How to complete this task: Look through the listing below, and wherever a line has the string "ERAY", pull it out.

◆ ◆ ◆ ◆ ◆ ◆ ◆

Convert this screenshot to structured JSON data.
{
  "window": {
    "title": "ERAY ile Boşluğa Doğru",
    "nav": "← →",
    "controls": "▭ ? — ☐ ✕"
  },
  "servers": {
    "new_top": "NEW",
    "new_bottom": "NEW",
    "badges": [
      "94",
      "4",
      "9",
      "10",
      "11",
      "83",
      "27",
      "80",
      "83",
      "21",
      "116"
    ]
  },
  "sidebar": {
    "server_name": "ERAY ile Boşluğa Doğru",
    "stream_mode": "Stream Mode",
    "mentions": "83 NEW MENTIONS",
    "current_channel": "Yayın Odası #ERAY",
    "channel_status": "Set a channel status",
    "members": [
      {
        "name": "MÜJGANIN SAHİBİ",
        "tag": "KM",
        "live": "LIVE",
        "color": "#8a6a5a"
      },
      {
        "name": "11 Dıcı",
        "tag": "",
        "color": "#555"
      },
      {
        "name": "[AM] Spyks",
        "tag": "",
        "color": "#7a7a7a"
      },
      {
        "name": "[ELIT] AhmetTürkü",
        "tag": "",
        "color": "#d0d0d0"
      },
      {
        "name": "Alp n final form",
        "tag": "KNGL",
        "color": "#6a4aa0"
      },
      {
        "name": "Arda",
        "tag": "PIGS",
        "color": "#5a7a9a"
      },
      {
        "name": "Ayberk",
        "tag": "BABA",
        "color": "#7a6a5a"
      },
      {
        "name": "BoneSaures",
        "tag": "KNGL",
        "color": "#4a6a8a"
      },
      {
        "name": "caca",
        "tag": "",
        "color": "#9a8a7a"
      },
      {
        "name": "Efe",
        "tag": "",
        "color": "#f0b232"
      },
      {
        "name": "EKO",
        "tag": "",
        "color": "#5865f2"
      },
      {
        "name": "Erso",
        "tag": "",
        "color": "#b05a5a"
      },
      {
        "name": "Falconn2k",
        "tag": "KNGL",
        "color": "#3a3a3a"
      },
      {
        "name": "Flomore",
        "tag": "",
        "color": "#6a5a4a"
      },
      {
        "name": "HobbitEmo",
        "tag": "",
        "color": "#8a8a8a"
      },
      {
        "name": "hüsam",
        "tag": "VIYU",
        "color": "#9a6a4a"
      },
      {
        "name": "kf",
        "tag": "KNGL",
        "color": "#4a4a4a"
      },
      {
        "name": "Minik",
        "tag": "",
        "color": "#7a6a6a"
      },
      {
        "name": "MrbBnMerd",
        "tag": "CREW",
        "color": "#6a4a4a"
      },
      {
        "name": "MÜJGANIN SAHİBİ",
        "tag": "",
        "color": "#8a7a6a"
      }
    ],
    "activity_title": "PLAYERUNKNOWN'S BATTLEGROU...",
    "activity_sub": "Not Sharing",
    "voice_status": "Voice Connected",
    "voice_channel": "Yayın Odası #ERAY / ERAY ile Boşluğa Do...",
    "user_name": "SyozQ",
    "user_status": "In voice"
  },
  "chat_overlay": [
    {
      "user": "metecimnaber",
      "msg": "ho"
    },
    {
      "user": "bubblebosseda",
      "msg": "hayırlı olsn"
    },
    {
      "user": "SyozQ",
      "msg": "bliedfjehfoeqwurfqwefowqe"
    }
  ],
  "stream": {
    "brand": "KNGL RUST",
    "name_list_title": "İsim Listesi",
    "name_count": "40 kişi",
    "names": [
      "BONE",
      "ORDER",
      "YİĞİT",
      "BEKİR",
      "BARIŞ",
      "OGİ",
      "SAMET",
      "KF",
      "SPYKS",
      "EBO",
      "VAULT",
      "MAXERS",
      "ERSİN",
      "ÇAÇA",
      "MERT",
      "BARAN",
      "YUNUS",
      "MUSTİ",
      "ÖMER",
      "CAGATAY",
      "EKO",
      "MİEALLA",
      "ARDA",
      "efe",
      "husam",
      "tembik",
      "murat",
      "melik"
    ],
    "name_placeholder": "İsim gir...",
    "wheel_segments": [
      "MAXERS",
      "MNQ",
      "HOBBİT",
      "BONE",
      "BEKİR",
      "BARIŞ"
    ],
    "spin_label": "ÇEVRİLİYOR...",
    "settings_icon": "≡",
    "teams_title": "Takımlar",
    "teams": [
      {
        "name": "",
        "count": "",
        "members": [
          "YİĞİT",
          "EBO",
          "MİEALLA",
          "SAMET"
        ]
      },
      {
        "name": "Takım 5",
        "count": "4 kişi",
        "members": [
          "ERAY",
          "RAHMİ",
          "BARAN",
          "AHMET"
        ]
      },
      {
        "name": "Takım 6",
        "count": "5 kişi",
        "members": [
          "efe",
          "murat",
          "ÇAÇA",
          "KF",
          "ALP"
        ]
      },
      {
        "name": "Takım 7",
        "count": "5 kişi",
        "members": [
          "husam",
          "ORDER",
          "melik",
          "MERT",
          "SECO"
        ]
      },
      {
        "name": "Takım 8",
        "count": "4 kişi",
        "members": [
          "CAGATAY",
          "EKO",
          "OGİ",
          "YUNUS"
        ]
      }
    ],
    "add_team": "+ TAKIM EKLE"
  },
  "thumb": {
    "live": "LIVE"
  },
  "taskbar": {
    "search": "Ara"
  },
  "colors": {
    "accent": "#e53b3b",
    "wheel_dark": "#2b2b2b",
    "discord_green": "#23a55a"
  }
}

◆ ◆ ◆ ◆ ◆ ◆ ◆

The completed task:
    "title": "ERAY ile Boşluğa Doğru",
    "server_name": "ERAY ile Boşluğa Doğru",
    "current_channel": "Yayın Odası #ERAY",
    "voice_channel": "Yayın Odası #ERAY / ERAY ile Boşluğa Do...",
          "ERAY",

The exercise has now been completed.